I started wondering why this burial was so different: were the men brothers? friends? lovers? enemies? That wondering led to writing. And that writing led to more research and more writing, and here I am, three novels and 20 years later.
I still haven't found the right place for this anomalous burial in any of my Hohokam novels, but I'm still working on "Blows a Bitter Wind" . . . maybe the third time will indeed prove to be the charm.
Changing the historic photos into cartoons should better match the petroglyphs and lend a bit more artificiality to the images. The Watermasters stories are not archaeology per se; they are fictionalized, dramatized, modified to represent universal themes that play out in modern life.

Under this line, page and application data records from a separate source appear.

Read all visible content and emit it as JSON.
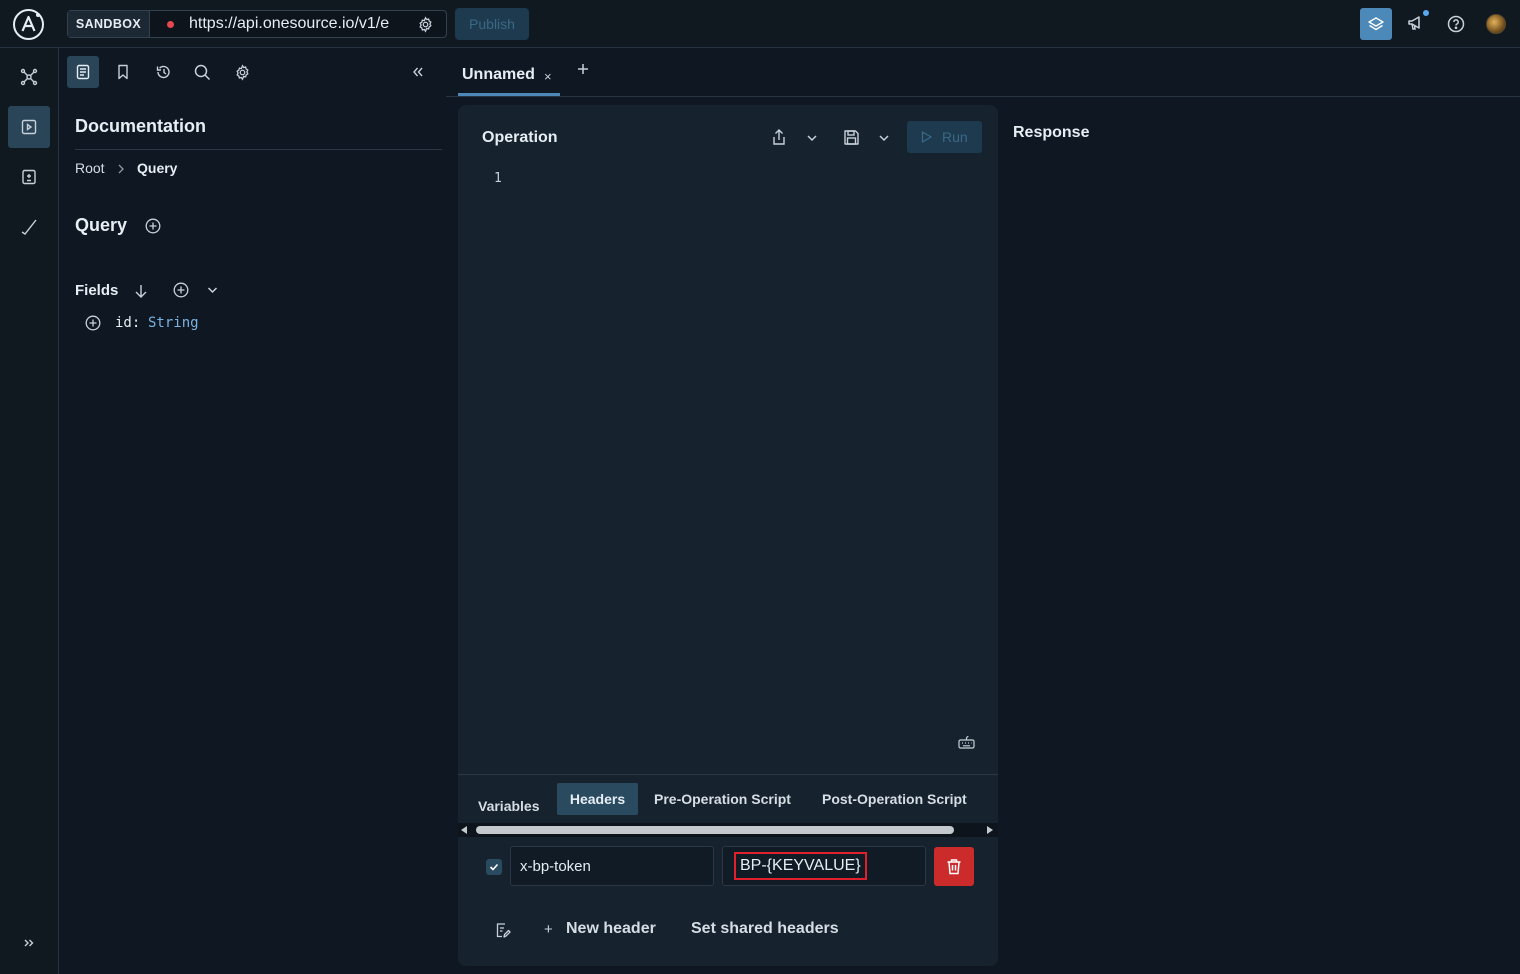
{
  "topbar": {
    "logo_icon": "apollo-logo-icon",
    "sandbox_label": "SANDBOX",
    "endpoint_url": "https://api.onesource.io/v1/e",
    "publish_label": "Publish",
    "status_color": "#e5484d",
    "accent_color": "#4c89b8"
  },
  "rail": {
    "items": [
      "schema-icon",
      "explorer-icon",
      "checks-icon",
      "launches-icon"
    ],
    "active": "explorer-icon",
    "expand_icon": "expand-icon"
  },
  "docs": {
    "title": "Documentation",
    "breadcrumb": [
      "Root",
      "Query"
    ],
    "type_heading": "Query",
    "fields_label": "Fields",
    "fields": [
      {
        "name": "id:",
        "type": "String"
      }
    ]
  },
  "tabs": {
    "items": [
      {
        "label": "Unnamed",
        "close": "×"
      }
    ],
    "new_tab_label": "+"
  },
  "operation": {
    "title": "Operation",
    "run_label": "Run",
    "line_numbers": [
      "1"
    ]
  },
  "bottom_tabs": {
    "items": [
      "Variables",
      "Headers",
      "Pre-Operation Script",
      "Post-Operation Script"
    ],
    "active": "Headers"
  },
  "headers": {
    "rows": [
      {
        "enabled": true,
        "key": "x-bp-token",
        "value": "BP-{KEYVALUE}"
      }
    ],
    "new_header_plus": "+",
    "new_header_label": "New header",
    "shared_headers_label": "Set shared headers"
  },
  "response": {
    "title": "Response"
  }
}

Cartoonizing carries these faces out of the past and into the present as manifested in a more contemporary medium.
This is the face of one of the main characters from my upcoming novel, "Swallowing the Sun." This young woman becomes a tool to be manipulated by masters of a game with the highest of stakes: her life.
I watched an amazing supermoon rising over the Superstition Mountains, in 1984. This photo reminds me of that experience.
At my rain house, the puddles all spread,
From under it, short streams run.
I stand atop the Temple of Mist;
About me, the mist wreaths my head.
Cupbearers bring me the liquor of life;
The blood-red drink I swallow.
Cast up on the earth as the milk of my making,
The shining road draws the sun.
No more the fields be dry and hollow,
Green shoots no more a-burning.
Swift come the clouds to the Rainsinger’s call;
The spadefoots start their singing.
At the rim of the world the storm it waits,
With thunder and lightning a-borning.
Site powered by Weebly. Managed by SiteGround